**PROBLEM DETAILS**
Find the string "address" in the records and copy each line where it occurs.

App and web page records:
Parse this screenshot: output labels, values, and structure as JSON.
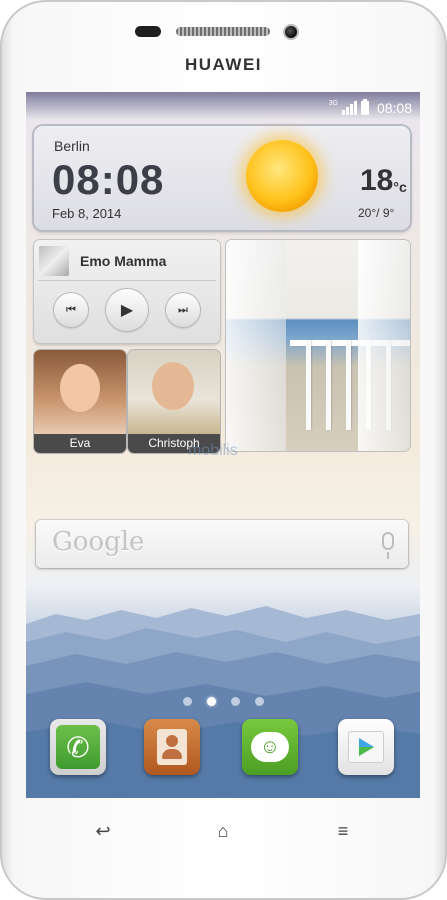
{
  "device": {
    "brand": "HUAWEI"
  },
  "status_bar": {
    "network": "3G",
    "time": "08:08",
    "icons": [
      "signal-icon",
      "battery-icon"
    ]
  },
  "weather_widget": {
    "city": "Berlin",
    "time": "08:08",
    "date": "Feb 8, 2014",
    "temperature": "18",
    "unit": "°c",
    "range": "20°/ 9°",
    "condition_icon": "sun-icon"
  },
  "music_widget": {
    "track": "Emo Mamma",
    "controls": {
      "previous": "⏮",
      "play": "▶",
      "next": "⏭"
    }
  },
  "contacts": [
    {
      "name": "Eva"
    },
    {
      "name": "Christoph"
    }
  ],
  "watermark": "mobilis",
  "search_bar": {
    "logo": "Google",
    "mic_icon": "microphone-icon"
  },
  "home_pages": {
    "count": 4,
    "active_index": 1
  },
  "dock": [
    {
      "label": "Phone",
      "icon": "phone-icon",
      "color": "#3f9b2f"
    },
    {
      "label": "Contacts",
      "icon": "contacts-icon",
      "color": "#c06a2b"
    },
    {
      "label": "Messaging",
      "icon": "message-icon",
      "color": "#5aae2c"
    },
    {
      "label": "Play Store",
      "icon": "play-store-icon",
      "color": "#f4f4f4"
    }
  ],
  "nav_keys": {
    "back": "↩",
    "home": "⌂",
    "menu": "≡"
  },
  "colors": {
    "phone_body": "#ffffff",
    "sun": "#ffc21a",
    "nav_text": "#444444"
  }
}
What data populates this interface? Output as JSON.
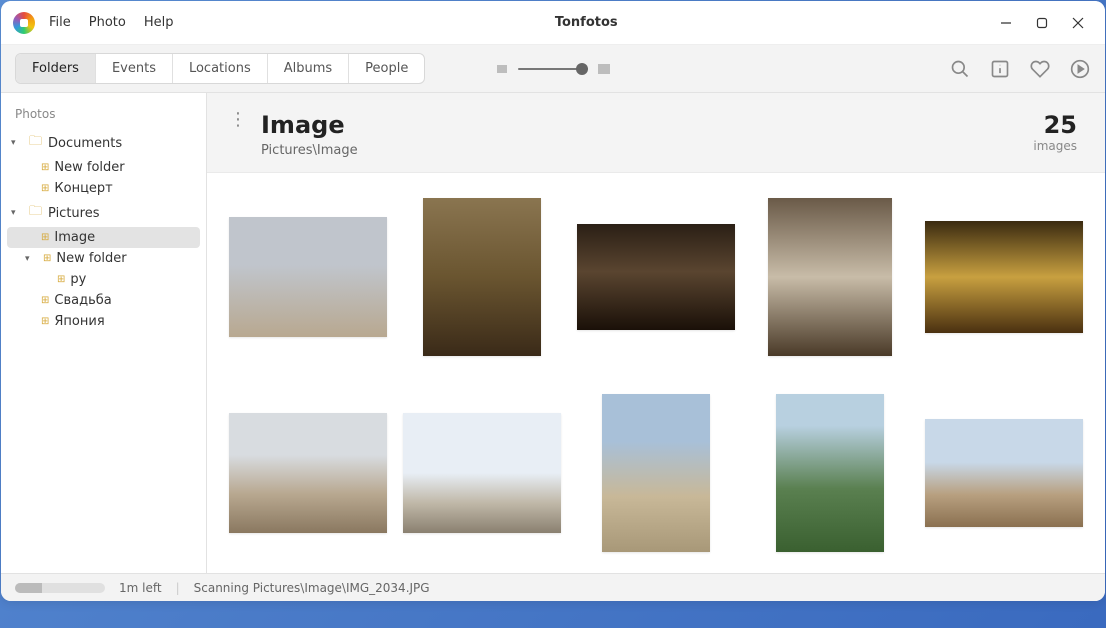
{
  "app": {
    "title": "Tonfotos"
  },
  "menu": {
    "file": "File",
    "photo": "Photo",
    "help": "Help"
  },
  "tabs": {
    "folders": "Folders",
    "events": "Events",
    "locations": "Locations",
    "albums": "Albums",
    "people": "People"
  },
  "sidebar": {
    "title": "Photos",
    "documents": "Documents",
    "documents_children": [
      "New folder",
      "Концерт"
    ],
    "pictures": "Pictures",
    "pictures_image": "Image",
    "pictures_newfolder": "New folder",
    "pictures_py": "py",
    "pictures_svadba": "Свадьба",
    "pictures_japan": "Япония"
  },
  "header": {
    "title": "Image",
    "breadcrumb": "Pictures\\Image",
    "count": "25",
    "count_label": "images"
  },
  "status": {
    "time_left": "1m left",
    "scanning": "Scanning Pictures\\Image\\IMG_2034.JPG"
  }
}
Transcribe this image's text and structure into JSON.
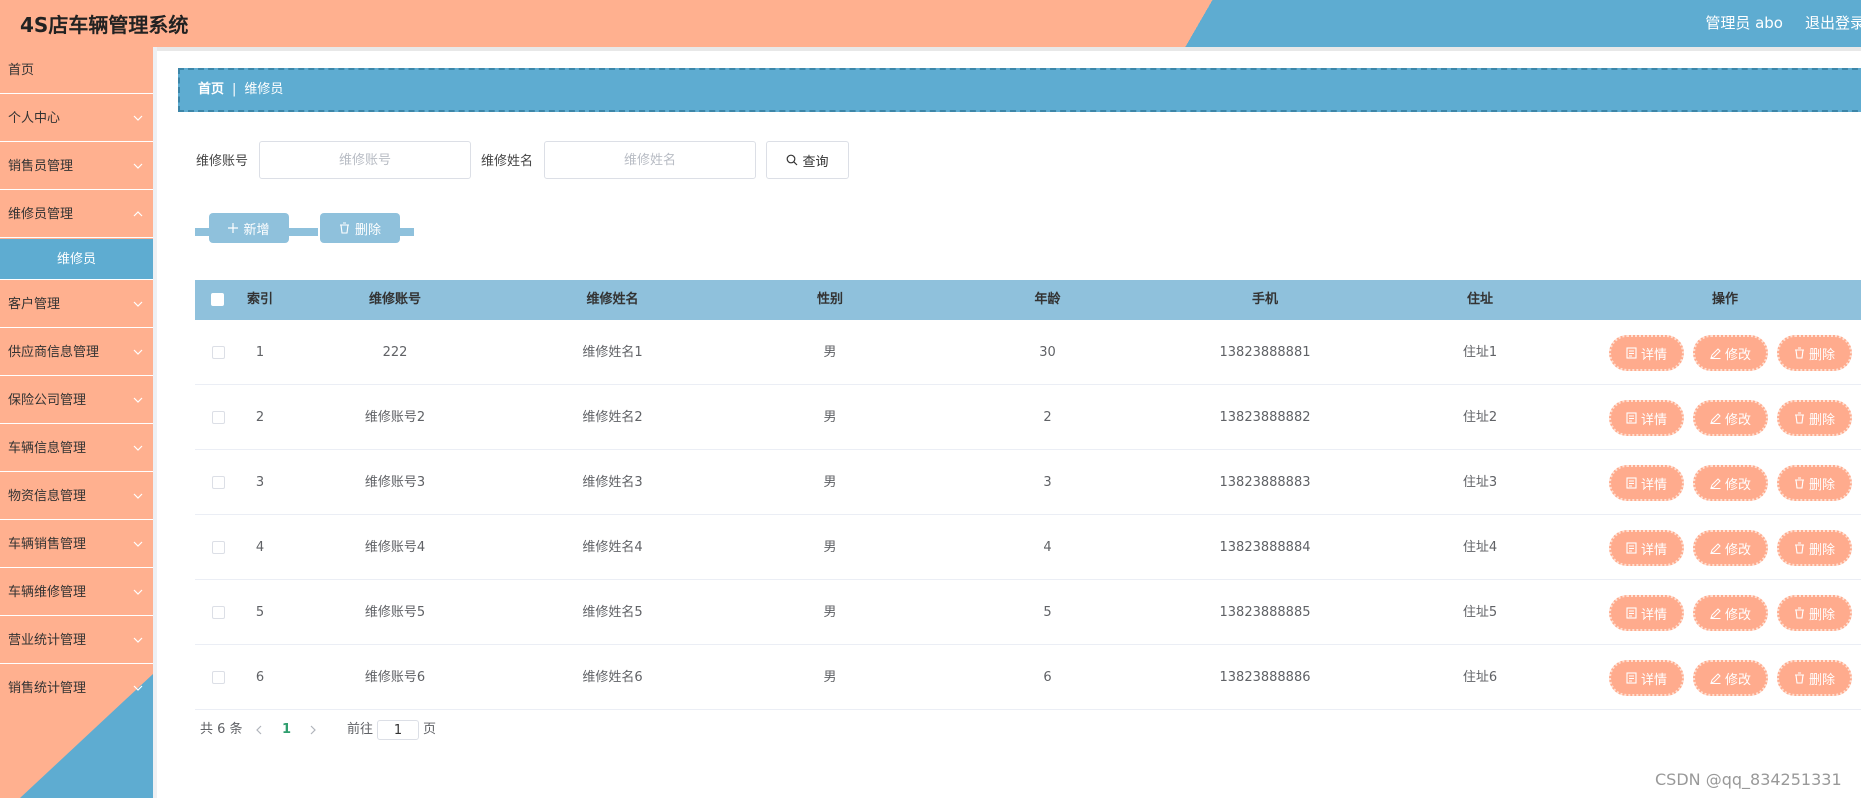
{
  "header": {
    "title": "4S店车辆管理系统",
    "admin": "管理员 abo",
    "logout": "退出登录"
  },
  "sidebar": {
    "items": [
      {
        "label": "首页",
        "expandable": false
      },
      {
        "label": "个人中心",
        "expandable": true
      },
      {
        "label": "销售员管理",
        "expandable": true
      },
      {
        "label": "维修员管理",
        "expandable": true,
        "expanded": true
      },
      {
        "label": "维修员",
        "active": true
      },
      {
        "label": "客户管理",
        "expandable": true
      },
      {
        "label": "供应商信息管理",
        "expandable": true
      },
      {
        "label": "保险公司管理",
        "expandable": true
      },
      {
        "label": "车辆信息管理",
        "expandable": true
      },
      {
        "label": "物资信息管理",
        "expandable": true
      },
      {
        "label": "车辆销售管理",
        "expandable": true
      },
      {
        "label": "车辆维修管理",
        "expandable": true
      },
      {
        "label": "营业统计管理",
        "expandable": true
      },
      {
        "label": "销售统计管理",
        "expandable": true
      }
    ]
  },
  "breadcrumb": {
    "home": "首页",
    "separator": "|",
    "current": "维修员"
  },
  "search": {
    "account_label": "维修账号",
    "account_placeholder": "维修账号",
    "name_label": "维修姓名",
    "name_placeholder": "维修姓名",
    "search_button": "查询"
  },
  "actions": {
    "add": "新增",
    "delete": "删除"
  },
  "table": {
    "headers": [
      "索引",
      "维修账号",
      "维修姓名",
      "性别",
      "年龄",
      "手机",
      "住址",
      "操作"
    ],
    "rows": [
      {
        "index": "1",
        "account": "222",
        "name": "维修姓名1",
        "gender": "男",
        "age": "30",
        "phone": "13823888881",
        "address": "住址1"
      },
      {
        "index": "2",
        "account": "维修账号2",
        "name": "维修姓名2",
        "gender": "男",
        "age": "2",
        "phone": "13823888882",
        "address": "住址2"
      },
      {
        "index": "3",
        "account": "维修账号3",
        "name": "维修姓名3",
        "gender": "男",
        "age": "3",
        "phone": "13823888883",
        "address": "住址3"
      },
      {
        "index": "4",
        "account": "维修账号4",
        "name": "维修姓名4",
        "gender": "男",
        "age": "4",
        "phone": "13823888884",
        "address": "住址4"
      },
      {
        "index": "5",
        "account": "维修账号5",
        "name": "维修姓名5",
        "gender": "男",
        "age": "5",
        "phone": "13823888885",
        "address": "住址5"
      },
      {
        "index": "6",
        "account": "维修账号6",
        "name": "维修姓名6",
        "gender": "男",
        "age": "6",
        "phone": "13823888886",
        "address": "住址6"
      }
    ],
    "row_actions": {
      "detail": "详情",
      "edit": "修改",
      "delete": "删除"
    }
  },
  "pagination": {
    "total": "共 6 条",
    "current_page": "1",
    "goto_label": "前往",
    "goto_value": "1",
    "page_suffix": "页"
  },
  "watermark": "CSDN @qq_834251331",
  "colors": {
    "salmon": "#ffb08f",
    "blue": "#5eacd1",
    "light_blue": "#8fc1dc",
    "button_salmon": "#ffab8d",
    "active_page": "#2f9e6e"
  },
  "icons": {
    "search": "search-icon",
    "add": "plus-icon",
    "delete": "trash-icon",
    "detail": "document-icon",
    "edit": "pencil-icon",
    "expand": "chevron-down-icon"
  }
}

**ANSWER SECTION**
        "address": "住址1"
        "address": "住址2"
        "address": "住址3"
        "address": "住址4"
        "address": "住址5"
        "address": "住址6"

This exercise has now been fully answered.